■ Your objective
Pull out each line of the records holding the string "Close".
※ ※ ※
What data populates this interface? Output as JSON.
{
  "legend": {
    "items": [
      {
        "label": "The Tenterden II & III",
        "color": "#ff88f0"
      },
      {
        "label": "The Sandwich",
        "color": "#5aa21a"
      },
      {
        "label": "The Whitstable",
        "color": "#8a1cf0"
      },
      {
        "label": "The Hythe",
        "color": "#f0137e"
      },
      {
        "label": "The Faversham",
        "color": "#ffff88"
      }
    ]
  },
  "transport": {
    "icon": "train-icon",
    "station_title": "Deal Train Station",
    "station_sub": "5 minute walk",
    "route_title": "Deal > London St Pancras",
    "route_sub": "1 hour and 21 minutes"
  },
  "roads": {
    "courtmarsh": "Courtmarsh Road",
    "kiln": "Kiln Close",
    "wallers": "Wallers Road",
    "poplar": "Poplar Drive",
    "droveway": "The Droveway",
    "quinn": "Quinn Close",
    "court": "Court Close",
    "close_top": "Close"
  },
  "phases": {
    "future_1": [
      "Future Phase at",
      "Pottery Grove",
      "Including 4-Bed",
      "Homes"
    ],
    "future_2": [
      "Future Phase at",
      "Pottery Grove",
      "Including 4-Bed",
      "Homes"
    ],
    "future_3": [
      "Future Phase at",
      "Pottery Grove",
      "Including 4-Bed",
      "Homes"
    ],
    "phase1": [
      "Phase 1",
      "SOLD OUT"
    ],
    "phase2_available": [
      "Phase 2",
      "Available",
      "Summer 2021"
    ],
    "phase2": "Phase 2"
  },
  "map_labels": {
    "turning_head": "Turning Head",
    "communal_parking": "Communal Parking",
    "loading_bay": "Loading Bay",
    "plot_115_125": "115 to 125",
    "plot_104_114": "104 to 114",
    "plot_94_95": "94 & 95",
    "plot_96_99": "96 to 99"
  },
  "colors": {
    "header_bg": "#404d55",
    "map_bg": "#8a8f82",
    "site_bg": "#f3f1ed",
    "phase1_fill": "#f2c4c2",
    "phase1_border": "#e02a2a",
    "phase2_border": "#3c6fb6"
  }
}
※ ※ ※
■ Exercise answer
    "kiln": "Kiln Close",
    "quinn": "Quinn Close",
    "court": "Court Close",
    "close_top": "Close"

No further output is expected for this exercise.